### Task goal
Without including any pictures, write out the listing below exactly.
+++ Given data +++
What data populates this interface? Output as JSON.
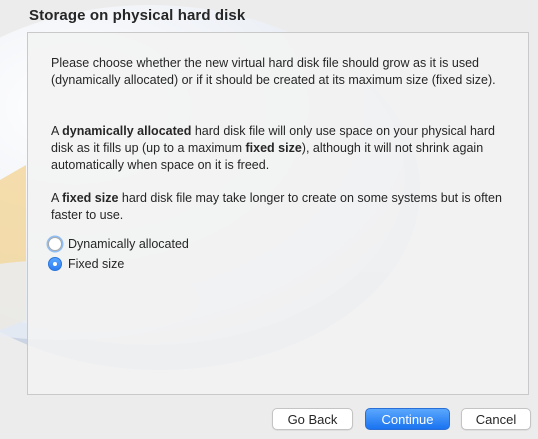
{
  "page": {
    "title": "Storage on physical hard disk"
  },
  "description": {
    "p1": "Please choose whether the new virtual hard disk file should grow as it is used (dynamically allocated) or if it should be created at its maximum size (fixed size).",
    "p2": {
      "t1": "A ",
      "b1": "dynamically allocated",
      "t2": " hard disk file will only use space on your physical hard disk as it fills up (up to a maximum ",
      "b2": "fixed size",
      "t3": "), although it will not shrink again automatically when space on it is freed."
    },
    "p3": {
      "t1": "A ",
      "b1": "fixed size",
      "t2": " hard disk file may take longer to create on some systems but is often faster to use."
    }
  },
  "options": {
    "dynamic": {
      "label": "Dynamically allocated",
      "selected": false
    },
    "fixed": {
      "label": "Fixed size",
      "selected": true
    }
  },
  "buttons": {
    "back": "Go Back",
    "continue": "Continue",
    "cancel": "Cancel"
  },
  "colors": {
    "accent": "#2c7ff2",
    "window_bg": "#ececec"
  }
}
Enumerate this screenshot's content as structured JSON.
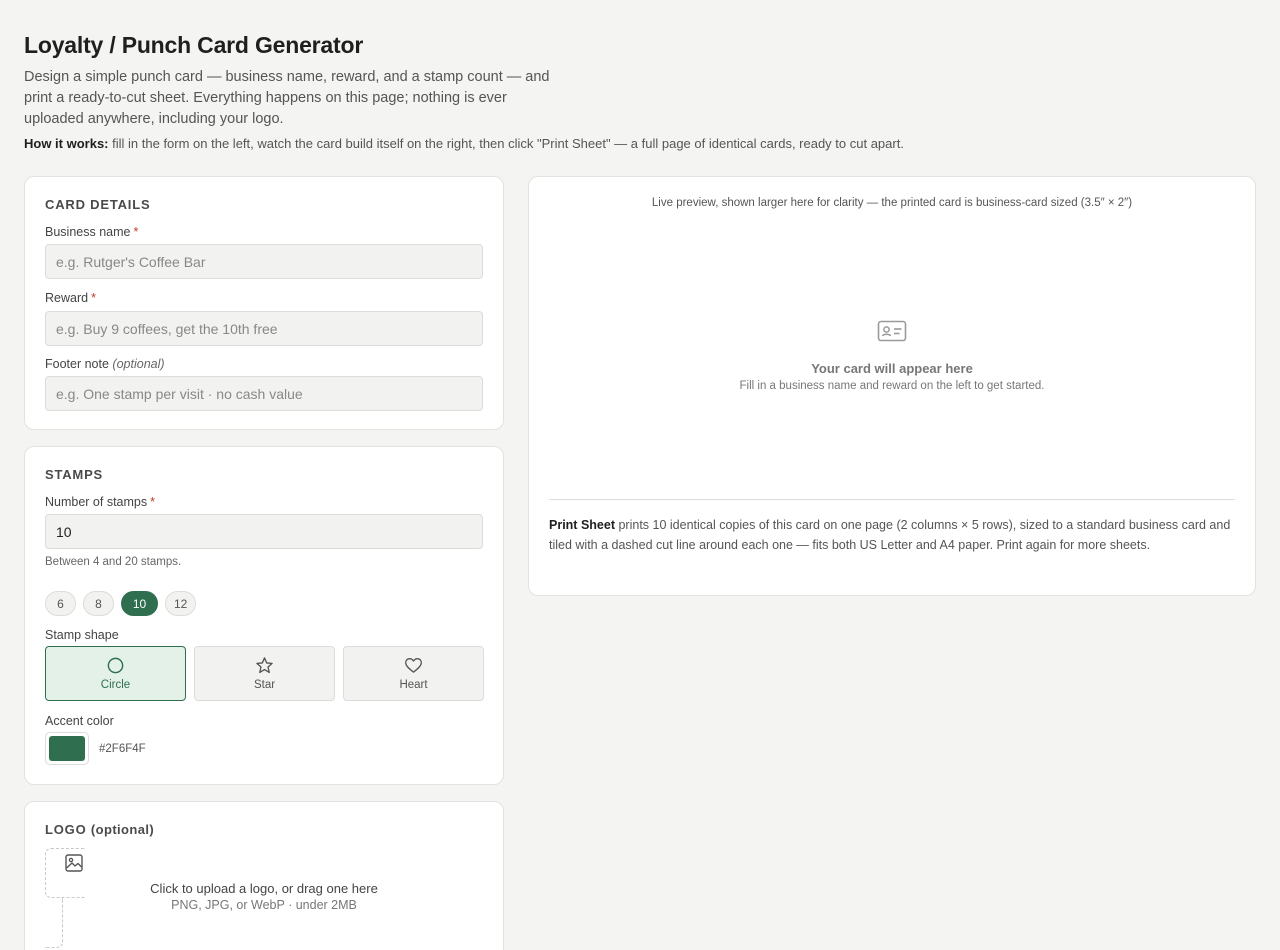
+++
### Answer to the exercise
What data populates this interface? Output as JSON.
{
  "page": {
    "title": "Storage on physical hard disk"
  },
  "description": {
    "p1": "Please choose whether the new virtual hard disk file should grow as it is used (dynamically allocated) or if it should be created at its maximum size (fixed size).",
    "p2": {
      "t1": "A ",
      "b1": "dynamically allocated",
      "t2": " hard disk file will only use space on your physical hard disk as it fills up (up to a maximum ",
      "b2": "fixed size",
      "t3": "), although it will not shrink again automatically when space on it is freed."
    },
    "p3": {
      "t1": "A ",
      "b1": "fixed size",
      "t2": " hard disk file may take longer to create on some systems but is often faster to use."
    }
  },
  "options": {
    "dynamic": {
      "label": "Dynamically allocated",
      "selected": false
    },
    "fixed": {
      "label": "Fixed size",
      "selected": true
    }
  },
  "buttons": {
    "back": "Go Back",
    "continue": "Continue",
    "cancel": "Cancel"
  },
  "colors": {
    "accent": "#2c7ff2",
    "window_bg": "#ececec"
  }
}
Enumerate this screenshot's content as structured JSON.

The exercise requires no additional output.